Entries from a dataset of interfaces

= = = = =

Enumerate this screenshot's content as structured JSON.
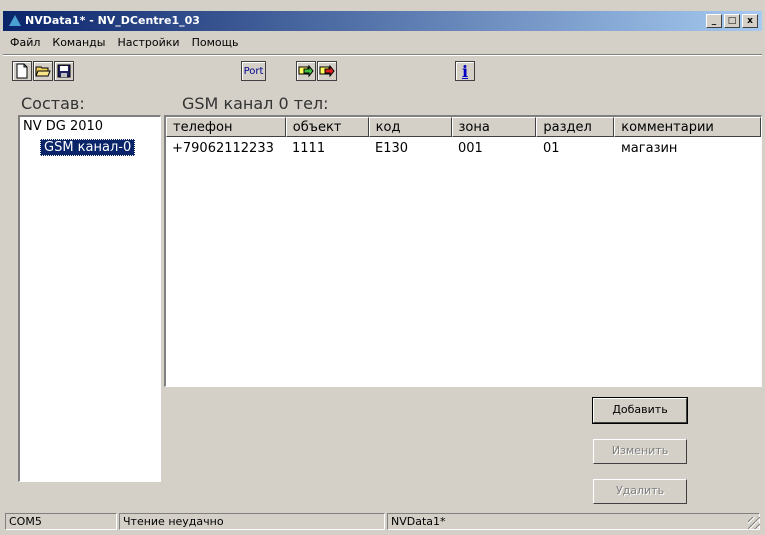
{
  "window": {
    "title": "NVData1* - NV_DCentre1_03",
    "controls": {
      "minimize": "_",
      "maximize": "□",
      "close": "x"
    }
  },
  "menu": [
    "Файл",
    "Команды",
    "Настройки",
    "Помощь"
  ],
  "toolbar": {
    "new_icon": "new-file-icon",
    "open_icon": "open-folder-icon",
    "save_icon": "save-icon",
    "port_label": "Port",
    "info_label": "i"
  },
  "left_panel": {
    "title": "Состав:",
    "tree_root": "NV DG 2010",
    "tree_child": "GSM канал-0"
  },
  "right_panel": {
    "title": "GSM канал 0 тел:",
    "columns": [
      "телефон",
      "объект",
      "код",
      "зона",
      "раздел",
      "комментарии"
    ],
    "rows": [
      [
        "+79062112233",
        "1111",
        "E130",
        "001",
        "01",
        "магазин"
      ]
    ]
  },
  "buttons": {
    "add": "Добавить",
    "edit": "Изменить",
    "delete": "Удалить"
  },
  "status": {
    "port": "COM5",
    "message": "Чтение неудачно",
    "file": "NVData1*"
  },
  "colors": {
    "title_bar": "#0a246a",
    "selection": "#0a246a",
    "face": "#d4d0c8"
  }
}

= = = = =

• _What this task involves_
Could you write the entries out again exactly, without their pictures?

• _Solved problem_
Enumerate this screenshot's content as structured JSON.
{
  "window": {
    "title": "NVData1* - NV_DCentre1_03",
    "controls": {
      "minimize": "_",
      "maximize": "□",
      "close": "x"
    }
  },
  "menu": [
    "Файл",
    "Команды",
    "Настройки",
    "Помощь"
  ],
  "toolbar": {
    "new_icon": "new-file-icon",
    "open_icon": "open-folder-icon",
    "save_icon": "save-icon",
    "port_label": "Port",
    "info_label": "i"
  },
  "left_panel": {
    "title": "Состав:",
    "tree_root": "NV DG 2010",
    "tree_child": "GSM канал-0"
  },
  "right_panel": {
    "title": "GSM канал 0 тел:",
    "columns": [
      "телефон",
      "объект",
      "код",
      "зона",
      "раздел",
      "комментарии"
    ],
    "rows": [
      [
        "+79062112233",
        "1111",
        "E130",
        "001",
        "01",
        "магазин"
      ]
    ]
  },
  "buttons": {
    "add": "Добавить",
    "edit": "Изменить",
    "delete": "Удалить"
  },
  "status": {
    "port": "COM5",
    "message": "Чтение неудачно",
    "file": "NVData1*"
  },
  "colors": {
    "title_bar": "#0a246a",
    "selection": "#0a246a",
    "face": "#d4d0c8"
  }
}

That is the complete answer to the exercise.